- Opening Delimiter -
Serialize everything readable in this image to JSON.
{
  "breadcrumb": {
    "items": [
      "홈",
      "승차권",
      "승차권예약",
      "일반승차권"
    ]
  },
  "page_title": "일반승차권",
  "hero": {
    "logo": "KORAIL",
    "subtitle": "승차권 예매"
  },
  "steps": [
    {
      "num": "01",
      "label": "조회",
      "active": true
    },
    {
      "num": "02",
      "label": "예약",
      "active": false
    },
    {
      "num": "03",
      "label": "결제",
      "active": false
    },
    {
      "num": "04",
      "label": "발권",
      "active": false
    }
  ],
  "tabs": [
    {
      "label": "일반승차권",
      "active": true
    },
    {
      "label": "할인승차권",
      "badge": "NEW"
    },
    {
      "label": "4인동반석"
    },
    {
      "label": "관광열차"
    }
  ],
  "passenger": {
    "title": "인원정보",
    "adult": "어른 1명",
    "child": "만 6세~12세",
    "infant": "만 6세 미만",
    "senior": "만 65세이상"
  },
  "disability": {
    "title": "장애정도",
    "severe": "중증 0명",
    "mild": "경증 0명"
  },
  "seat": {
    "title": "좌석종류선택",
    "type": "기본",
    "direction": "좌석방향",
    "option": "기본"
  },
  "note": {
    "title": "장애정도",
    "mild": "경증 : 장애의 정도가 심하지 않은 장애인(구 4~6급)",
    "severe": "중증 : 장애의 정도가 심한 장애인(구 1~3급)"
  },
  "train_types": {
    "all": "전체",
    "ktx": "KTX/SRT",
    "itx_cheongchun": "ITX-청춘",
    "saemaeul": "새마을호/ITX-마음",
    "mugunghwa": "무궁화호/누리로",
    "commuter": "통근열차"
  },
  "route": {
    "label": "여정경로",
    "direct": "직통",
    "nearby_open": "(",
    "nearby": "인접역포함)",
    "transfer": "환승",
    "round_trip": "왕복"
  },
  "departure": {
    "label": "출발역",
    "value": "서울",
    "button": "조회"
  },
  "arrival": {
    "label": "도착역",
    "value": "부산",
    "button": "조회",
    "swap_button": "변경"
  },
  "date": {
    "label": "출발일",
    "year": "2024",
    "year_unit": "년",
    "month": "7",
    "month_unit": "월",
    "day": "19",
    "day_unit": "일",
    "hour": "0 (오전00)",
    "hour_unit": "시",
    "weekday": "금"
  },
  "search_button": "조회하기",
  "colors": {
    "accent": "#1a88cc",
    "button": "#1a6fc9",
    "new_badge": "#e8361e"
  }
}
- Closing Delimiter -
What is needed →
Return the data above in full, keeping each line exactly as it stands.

Task output →
Serialize everything readable in this image to JSON.
{
  "breadcrumb": {
    "items": [
      "홈",
      "승차권",
      "승차권예약",
      "일반승차권"
    ]
  },
  "page_title": "일반승차권",
  "hero": {
    "logo": "KORAIL",
    "subtitle": "승차권 예매"
  },
  "steps": [
    {
      "num": "01",
      "label": "조회",
      "active": true
    },
    {
      "num": "02",
      "label": "예약",
      "active": false
    },
    {
      "num": "03",
      "label": "결제",
      "active": false
    },
    {
      "num": "04",
      "label": "발권",
      "active": false
    }
  ],
  "tabs": [
    {
      "label": "일반승차권",
      "active": true
    },
    {
      "label": "할인승차권",
      "badge": "NEW"
    },
    {
      "label": "4인동반석"
    },
    {
      "label": "관광열차"
    }
  ],
  "passenger": {
    "title": "인원정보",
    "adult": "어른 1명",
    "child": "만 6세~12세",
    "infant": "만 6세 미만",
    "senior": "만 65세이상"
  },
  "disability": {
    "title": "장애정도",
    "severe": "중증 0명",
    "mild": "경증 0명"
  },
  "seat": {
    "title": "좌석종류선택",
    "type": "기본",
    "direction": "좌석방향",
    "option": "기본"
  },
  "note": {
    "title": "장애정도",
    "mild": "경증 : 장애의 정도가 심하지 않은 장애인(구 4~6급)",
    "severe": "중증 : 장애의 정도가 심한 장애인(구 1~3급)"
  },
  "train_types": {
    "all": "전체",
    "ktx": "KTX/SRT",
    "itx_cheongchun": "ITX-청춘",
    "saemaeul": "새마을호/ITX-마음",
    "mugunghwa": "무궁화호/누리로",
    "commuter": "통근열차"
  },
  "route": {
    "label": "여정경로",
    "direct": "직통",
    "nearby_open": "(",
    "nearby": "인접역포함)",
    "transfer": "환승",
    "round_trip": "왕복"
  },
  "departure": {
    "label": "출발역",
    "value": "서울",
    "button": "조회"
  },
  "arrival": {
    "label": "도착역",
    "value": "부산",
    "button": "조회",
    "swap_button": "변경"
  },
  "date": {
    "label": "출발일",
    "year": "2024",
    "year_unit": "년",
    "month": "7",
    "month_unit": "월",
    "day": "19",
    "day_unit": "일",
    "hour": "0 (오전00)",
    "hour_unit": "시",
    "weekday": "금"
  },
  "search_button": "조회하기",
  "colors": {
    "accent": "#1a88cc",
    "button": "#1a6fc9",
    "new_badge": "#e8361e"
  }
}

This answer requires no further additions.